▶ **Instructions to follow**
The records that follow should be copied in full, exactly as they read.

:: Supplied entries ::

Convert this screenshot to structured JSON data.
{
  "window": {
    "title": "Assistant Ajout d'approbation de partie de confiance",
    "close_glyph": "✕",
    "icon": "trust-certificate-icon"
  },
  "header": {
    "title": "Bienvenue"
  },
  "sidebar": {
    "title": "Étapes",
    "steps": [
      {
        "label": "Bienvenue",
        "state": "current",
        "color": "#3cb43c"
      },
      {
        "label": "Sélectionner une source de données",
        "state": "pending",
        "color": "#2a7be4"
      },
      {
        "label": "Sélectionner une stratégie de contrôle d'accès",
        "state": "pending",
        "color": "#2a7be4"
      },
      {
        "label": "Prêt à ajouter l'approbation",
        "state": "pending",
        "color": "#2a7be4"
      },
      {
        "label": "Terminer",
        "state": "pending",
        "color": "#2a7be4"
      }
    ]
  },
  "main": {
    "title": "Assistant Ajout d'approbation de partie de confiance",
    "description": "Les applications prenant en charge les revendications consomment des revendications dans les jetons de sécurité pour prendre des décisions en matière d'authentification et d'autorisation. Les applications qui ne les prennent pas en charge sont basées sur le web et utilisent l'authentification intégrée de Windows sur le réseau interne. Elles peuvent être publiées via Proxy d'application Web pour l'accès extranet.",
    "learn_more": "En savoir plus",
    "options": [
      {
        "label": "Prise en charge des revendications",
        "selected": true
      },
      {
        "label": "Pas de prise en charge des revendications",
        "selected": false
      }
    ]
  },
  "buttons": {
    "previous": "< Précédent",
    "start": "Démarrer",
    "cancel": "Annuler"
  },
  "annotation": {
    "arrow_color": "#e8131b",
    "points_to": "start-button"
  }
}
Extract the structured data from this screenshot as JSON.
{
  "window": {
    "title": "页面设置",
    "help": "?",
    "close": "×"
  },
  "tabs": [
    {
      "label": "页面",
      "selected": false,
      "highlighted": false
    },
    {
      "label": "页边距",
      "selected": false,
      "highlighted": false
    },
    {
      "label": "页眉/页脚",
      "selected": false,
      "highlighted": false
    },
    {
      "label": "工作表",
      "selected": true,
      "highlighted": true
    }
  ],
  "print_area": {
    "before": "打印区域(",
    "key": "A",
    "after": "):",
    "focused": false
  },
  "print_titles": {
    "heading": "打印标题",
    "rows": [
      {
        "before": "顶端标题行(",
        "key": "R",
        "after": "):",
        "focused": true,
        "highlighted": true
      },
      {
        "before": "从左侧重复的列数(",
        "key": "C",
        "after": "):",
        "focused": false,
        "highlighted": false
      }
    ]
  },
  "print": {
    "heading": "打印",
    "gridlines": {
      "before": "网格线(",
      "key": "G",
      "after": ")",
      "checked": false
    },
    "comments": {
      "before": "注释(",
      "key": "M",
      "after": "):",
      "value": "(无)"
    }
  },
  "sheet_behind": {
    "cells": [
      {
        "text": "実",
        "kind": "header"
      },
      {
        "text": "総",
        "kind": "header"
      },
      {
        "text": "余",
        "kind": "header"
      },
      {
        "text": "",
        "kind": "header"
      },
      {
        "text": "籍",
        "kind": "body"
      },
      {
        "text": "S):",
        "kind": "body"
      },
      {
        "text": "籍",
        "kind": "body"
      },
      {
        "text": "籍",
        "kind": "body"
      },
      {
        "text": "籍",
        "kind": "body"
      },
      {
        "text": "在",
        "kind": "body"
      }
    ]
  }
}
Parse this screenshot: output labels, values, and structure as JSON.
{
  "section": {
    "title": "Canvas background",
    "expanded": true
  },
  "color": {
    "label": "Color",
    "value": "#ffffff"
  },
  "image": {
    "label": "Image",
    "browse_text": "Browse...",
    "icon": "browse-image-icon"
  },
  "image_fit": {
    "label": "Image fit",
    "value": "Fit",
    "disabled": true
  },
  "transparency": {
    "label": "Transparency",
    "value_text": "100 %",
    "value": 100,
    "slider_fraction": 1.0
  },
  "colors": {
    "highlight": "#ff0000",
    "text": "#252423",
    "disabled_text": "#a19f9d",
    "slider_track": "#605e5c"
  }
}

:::

▶ **Exercise result**
Convert this screenshot to structured JSON data.
{
  "window": {
    "title": "Assistant Ajout d'approbation de partie de confiance",
    "close_glyph": "✕",
    "icon": "trust-certificate-icon"
  },
  "header": {
    "title": "Bienvenue"
  },
  "sidebar": {
    "title": "Étapes",
    "steps": [
      {
        "label": "Bienvenue",
        "state": "current",
        "color": "#3cb43c"
      },
      {
        "label": "Sélectionner une source de données",
        "state": "pending",
        "color": "#2a7be4"
      },
      {
        "label": "Sélectionner une stratégie de contrôle d'accès",
        "state": "pending",
        "color": "#2a7be4"
      },
      {
        "label": "Prêt à ajouter l'approbation",
        "state": "pending",
        "color": "#2a7be4"
      },
      {
        "label": "Terminer",
        "state": "pending",
        "color": "#2a7be4"
      }
    ]
  },
  "main": {
    "title": "Assistant Ajout d'approbation de partie de confiance",
    "description": "Les applications prenant en charge les revendications consomment des revendications dans les jetons de sécurité pour prendre des décisions en matière d'authentification et d'autorisation. Les applications qui ne les prennent pas en charge sont basées sur le web et utilisent l'authentification intégrée de Windows sur le réseau interne. Elles peuvent être publiées via Proxy d'application Web pour l'accès extranet.",
    "learn_more": "En savoir plus",
    "options": [
      {
        "label": "Prise en charge des revendications",
        "selected": true
      },
      {
        "label": "Pas de prise en charge des revendications",
        "selected": false
      }
    ]
  },
  "buttons": {
    "previous": "< Précédent",
    "start": "Démarrer",
    "cancel": "Annuler"
  },
  "annotation": {
    "arrow_color": "#e8131b",
    "points_to": "start-button"
  }
}
Extract the structured data from this screenshot as JSON.
{
  "window": {
    "title": "页面设置",
    "help": "?",
    "close": "×"
  },
  "tabs": [
    {
      "label": "页面",
      "selected": false,
      "highlighted": false
    },
    {
      "label": "页边距",
      "selected": false,
      "highlighted": false
    },
    {
      "label": "页眉/页脚",
      "selected": false,
      "highlighted": false
    },
    {
      "label": "工作表",
      "selected": true,
      "highlighted": true
    }
  ],
  "print_area": {
    "before": "打印区域(",
    "key": "A",
    "after": "):",
    "focused": false
  },
  "print_titles": {
    "heading": "打印标题",
    "rows": [
      {
        "before": "顶端标题行(",
        "key": "R",
        "after": "):",
        "focused": true,
        "highlighted": true
      },
      {
        "before": "从左侧重复的列数(",
        "key": "C",
        "after": "):",
        "focused": false,
        "highlighted": false
      }
    ]
  },
  "print": {
    "heading": "打印",
    "gridlines": {
      "before": "网格线(",
      "key": "G",
      "after": ")",
      "checked": false
    },
    "comments": {
      "before": "注释(",
      "key": "M",
      "after": "):",
      "value": "(无)"
    }
  },
  "sheet_behind": {
    "cells": [
      {
        "text": "実",
        "kind": "header"
      },
      {
        "text": "総",
        "kind": "header"
      },
      {
        "text": "余",
        "kind": "header"
      },
      {
        "text": "",
        "kind": "header"
      },
      {
        "text": "籍",
        "kind": "body"
      },
      {
        "text": "S):",
        "kind": "body"
      },
      {
        "text": "籍",
        "kind": "body"
      },
      {
        "text": "籍",
        "kind": "body"
      },
      {
        "text": "籍",
        "kind": "body"
      },
      {
        "text": "在",
        "kind": "body"
      }
    ]
  }
}
Parse this screenshot: output labels, values, and structure as JSON.
{
  "section": {
    "title": "Canvas background",
    "expanded": true
  },
  "color": {
    "label": "Color",
    "value": "#ffffff"
  },
  "image": {
    "label": "Image",
    "browse_text": "Browse...",
    "icon": "browse-image-icon"
  },
  "image_fit": {
    "label": "Image fit",
    "value": "Fit",
    "disabled": true
  },
  "transparency": {
    "label": "Transparency",
    "value_text": "100 %",
    "value": 100,
    "slider_fraction": 1.0
  },
  "colors": {
    "highlight": "#ff0000",
    "text": "#252423",
    "disabled_text": "#a19f9d",
    "slider_track": "#605e5c"
  }
}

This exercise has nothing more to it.